If you’re British, it’s not “awesome”

If you’re British, it’s not “awesome”. That’s an American word, like “sidewalk”, “gas” for petrol, “critter”, “varmint”, “tarnation” and “gotten” as the third form of the verb. Americans, you’re welcome to use them; they’re your words, but they are not English.

If you want knee-jerk circle-jerk response to mediocre design, the term is “Brendan Dawesome“.

If you want to express actual approbation for something, the English terms are “spiffing”, “top-hole”, “wizard” or “ticketyboo”.

Thank you. Bye.

29 Responses to “ If you’re British, it’s not “awesome” ”

Comment by Jen

I can’t believe Mr. Dawesome hasn’t opened his foolish yapper yet to contribute yet another short-sighted and poorly worded epithet on your AWESOME-ness. ;)

Comment by Bruce

@jen – I’m not having a go at Brendan.

Personally, I think twitter is the place for vague nods of support, as 140 characters isn’t room for a sophisticated critique. “Awesome” seem to be the way that people wish to do that. (Or “FAIL!!” with multiple exclamation marks as a rather juvenile mode of scathing put-down.)

As groups of friends naturally wish to be nice to each other, I think a new word to mean “I’ve got nothing to say except vague nods of support” wouldn’t hurt, so our American friends’ real “awesome” isn’t diluted too much.

As Brendan first identified the phenomenon, I coined the neologism in his honour.

Comment by Foamcow

I would add, “capital” and “top-notch” to that list.
In a similar vein, let’s not forget the classic “hurrah!”

Comment by Bruce

Phil,

“fabulous” is a special case, reserved for flamboyant Londoners who work in the media. (Which, to be honest, is most of them.)

Comment by Anna

You are wrong, these words are english.

After colonizing the world, bringing havoc, pain and death over several societies, british people have to accept that there is now more than one english, some evolving outside the UK. And they are all true english. And they aren’t owned by the UK. And its the United Kingdoms own fault.

It is pretty nationalistic and narrow minded to think otherwise. You may be shocked to see this part of you, but obviously it is there.

Comment by Martin

Anna, you are perfectly entitled to your opinion, but I think you’ll find there is no form of English where capitalisation or the apostrophe are optional.

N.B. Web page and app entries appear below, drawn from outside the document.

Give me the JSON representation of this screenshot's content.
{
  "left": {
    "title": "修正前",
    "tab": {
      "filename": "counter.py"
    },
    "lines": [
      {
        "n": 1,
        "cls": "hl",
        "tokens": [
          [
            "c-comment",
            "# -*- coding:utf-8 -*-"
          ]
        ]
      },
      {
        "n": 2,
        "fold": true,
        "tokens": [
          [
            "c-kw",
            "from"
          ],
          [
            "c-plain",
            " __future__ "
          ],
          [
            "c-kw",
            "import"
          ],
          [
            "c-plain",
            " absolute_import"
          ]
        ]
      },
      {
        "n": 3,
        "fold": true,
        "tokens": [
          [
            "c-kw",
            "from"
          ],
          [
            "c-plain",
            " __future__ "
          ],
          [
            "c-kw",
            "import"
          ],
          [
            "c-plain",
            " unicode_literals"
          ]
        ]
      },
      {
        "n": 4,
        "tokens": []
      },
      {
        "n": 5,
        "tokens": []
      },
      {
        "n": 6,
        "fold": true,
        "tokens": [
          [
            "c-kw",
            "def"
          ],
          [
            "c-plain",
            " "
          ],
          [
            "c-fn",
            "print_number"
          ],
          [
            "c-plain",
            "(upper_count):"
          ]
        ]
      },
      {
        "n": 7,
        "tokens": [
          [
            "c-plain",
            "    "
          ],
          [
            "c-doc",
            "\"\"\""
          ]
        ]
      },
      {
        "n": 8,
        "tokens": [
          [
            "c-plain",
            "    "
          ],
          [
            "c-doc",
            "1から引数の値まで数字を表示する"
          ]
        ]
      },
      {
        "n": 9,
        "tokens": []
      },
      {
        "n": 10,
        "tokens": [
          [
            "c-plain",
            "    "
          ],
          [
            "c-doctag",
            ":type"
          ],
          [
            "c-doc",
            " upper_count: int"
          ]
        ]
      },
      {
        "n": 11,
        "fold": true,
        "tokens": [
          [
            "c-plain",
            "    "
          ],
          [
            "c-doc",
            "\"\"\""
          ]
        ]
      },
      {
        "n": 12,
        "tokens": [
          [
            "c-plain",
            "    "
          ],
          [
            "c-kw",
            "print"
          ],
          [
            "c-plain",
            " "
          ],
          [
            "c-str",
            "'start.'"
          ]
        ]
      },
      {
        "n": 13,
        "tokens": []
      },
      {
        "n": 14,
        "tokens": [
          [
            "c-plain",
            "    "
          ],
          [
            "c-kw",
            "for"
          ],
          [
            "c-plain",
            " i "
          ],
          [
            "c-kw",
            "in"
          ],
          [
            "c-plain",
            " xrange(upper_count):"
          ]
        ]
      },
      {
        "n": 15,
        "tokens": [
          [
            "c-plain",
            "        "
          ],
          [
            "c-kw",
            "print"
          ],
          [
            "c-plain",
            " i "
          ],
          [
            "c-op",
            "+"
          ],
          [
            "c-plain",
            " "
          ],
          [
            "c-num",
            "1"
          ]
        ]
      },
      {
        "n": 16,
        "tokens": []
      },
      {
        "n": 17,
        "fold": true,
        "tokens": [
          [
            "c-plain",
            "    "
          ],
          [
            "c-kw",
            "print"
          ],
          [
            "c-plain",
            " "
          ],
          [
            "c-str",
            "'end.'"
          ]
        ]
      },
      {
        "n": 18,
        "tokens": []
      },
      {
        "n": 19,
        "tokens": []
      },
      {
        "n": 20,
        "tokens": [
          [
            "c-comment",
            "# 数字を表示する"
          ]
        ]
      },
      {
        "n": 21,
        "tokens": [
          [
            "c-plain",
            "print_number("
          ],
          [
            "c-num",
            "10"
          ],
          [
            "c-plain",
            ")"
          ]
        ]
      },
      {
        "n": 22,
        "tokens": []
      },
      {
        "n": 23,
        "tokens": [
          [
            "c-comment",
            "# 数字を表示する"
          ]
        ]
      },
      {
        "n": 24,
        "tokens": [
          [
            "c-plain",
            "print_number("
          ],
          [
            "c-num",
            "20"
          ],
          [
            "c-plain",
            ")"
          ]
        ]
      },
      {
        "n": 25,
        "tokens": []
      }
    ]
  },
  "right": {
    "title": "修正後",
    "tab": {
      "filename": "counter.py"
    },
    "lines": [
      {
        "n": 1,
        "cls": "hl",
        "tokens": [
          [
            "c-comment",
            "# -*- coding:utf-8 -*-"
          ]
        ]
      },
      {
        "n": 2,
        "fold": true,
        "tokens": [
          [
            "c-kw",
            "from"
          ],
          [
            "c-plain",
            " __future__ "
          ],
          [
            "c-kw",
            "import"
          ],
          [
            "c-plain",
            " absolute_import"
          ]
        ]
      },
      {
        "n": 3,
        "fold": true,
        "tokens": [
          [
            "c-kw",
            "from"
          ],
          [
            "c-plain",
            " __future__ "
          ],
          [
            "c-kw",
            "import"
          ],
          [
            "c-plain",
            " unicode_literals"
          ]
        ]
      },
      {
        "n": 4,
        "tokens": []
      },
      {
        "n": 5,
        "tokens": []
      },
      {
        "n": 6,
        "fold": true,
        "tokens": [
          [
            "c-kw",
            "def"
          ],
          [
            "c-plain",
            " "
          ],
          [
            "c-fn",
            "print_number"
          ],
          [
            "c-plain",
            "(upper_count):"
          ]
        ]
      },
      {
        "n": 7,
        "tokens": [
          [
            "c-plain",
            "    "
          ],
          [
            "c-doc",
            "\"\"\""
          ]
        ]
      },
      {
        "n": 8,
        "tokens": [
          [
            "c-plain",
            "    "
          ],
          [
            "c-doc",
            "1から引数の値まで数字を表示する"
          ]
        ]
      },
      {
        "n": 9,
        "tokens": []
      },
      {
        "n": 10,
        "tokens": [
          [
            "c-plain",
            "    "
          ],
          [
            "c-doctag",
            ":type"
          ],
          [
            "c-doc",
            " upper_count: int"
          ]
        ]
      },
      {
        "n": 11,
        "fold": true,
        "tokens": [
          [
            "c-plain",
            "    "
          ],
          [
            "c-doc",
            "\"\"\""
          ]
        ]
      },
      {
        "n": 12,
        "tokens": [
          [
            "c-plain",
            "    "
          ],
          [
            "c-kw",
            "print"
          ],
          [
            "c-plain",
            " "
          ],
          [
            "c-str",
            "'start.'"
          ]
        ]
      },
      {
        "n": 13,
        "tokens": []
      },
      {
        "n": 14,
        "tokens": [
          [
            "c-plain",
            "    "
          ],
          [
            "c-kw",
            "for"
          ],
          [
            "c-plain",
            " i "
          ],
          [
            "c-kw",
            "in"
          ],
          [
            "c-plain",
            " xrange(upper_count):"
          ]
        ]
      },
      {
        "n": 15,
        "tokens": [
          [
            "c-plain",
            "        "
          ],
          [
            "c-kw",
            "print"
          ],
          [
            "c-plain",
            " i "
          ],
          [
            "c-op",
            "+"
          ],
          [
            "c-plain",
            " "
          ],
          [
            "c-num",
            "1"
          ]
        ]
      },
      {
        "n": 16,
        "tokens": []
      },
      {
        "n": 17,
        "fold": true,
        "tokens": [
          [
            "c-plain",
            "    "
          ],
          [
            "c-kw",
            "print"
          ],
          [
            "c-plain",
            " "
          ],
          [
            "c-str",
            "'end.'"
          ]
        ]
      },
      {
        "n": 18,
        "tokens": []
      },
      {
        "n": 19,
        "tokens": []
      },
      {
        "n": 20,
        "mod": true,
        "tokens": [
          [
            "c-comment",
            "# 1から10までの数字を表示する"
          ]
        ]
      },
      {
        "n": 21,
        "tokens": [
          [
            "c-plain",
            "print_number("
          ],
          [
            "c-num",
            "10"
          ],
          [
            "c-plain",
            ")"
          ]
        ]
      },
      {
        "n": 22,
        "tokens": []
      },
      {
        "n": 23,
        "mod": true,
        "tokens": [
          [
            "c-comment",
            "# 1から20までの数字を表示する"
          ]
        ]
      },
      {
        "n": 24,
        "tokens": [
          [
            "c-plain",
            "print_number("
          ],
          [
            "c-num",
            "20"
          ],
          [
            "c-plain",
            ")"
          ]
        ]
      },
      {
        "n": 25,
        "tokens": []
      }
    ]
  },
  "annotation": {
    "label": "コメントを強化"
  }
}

Other than that, a spiffing contribution to the conversation.

Ta duck.

Comment by lucideer

@Brucel
What then would your opinion of the likes of amn’t, ’tis, ye, childer, mitching, craic, wee (small), etc.

Be they English?

Comment by Rick Lecoat

@Martin Precisely targeted and nicely executed, sir.
For myself, I’m always on the lookout for good English put-downs. Personal favourites ‘du jour’ (yes, yes, I know) are ghastly, beastly, and horrid — preferably prefaced with a reinforcing “perfectly”.

That said, it irks me somewhat that Mr Bruce disapproves of me appropriating “Ornery varmint” for my comedic, grizzled prospector-esque needs.

Comment by Paul Annett

I love the fact that this is now slipping into the Twitter vocabulary! ™

Is there an official definition for the word brucelawsome (sic) yet?

Comment by annonomas

well you foooool the langwitch is called ENGLISH you just messed it up why dont you get your own langwitch and call it amercan

oh yeah its crisps not chips
chips are the yellow things you get at mcdonnalds
awesome conversation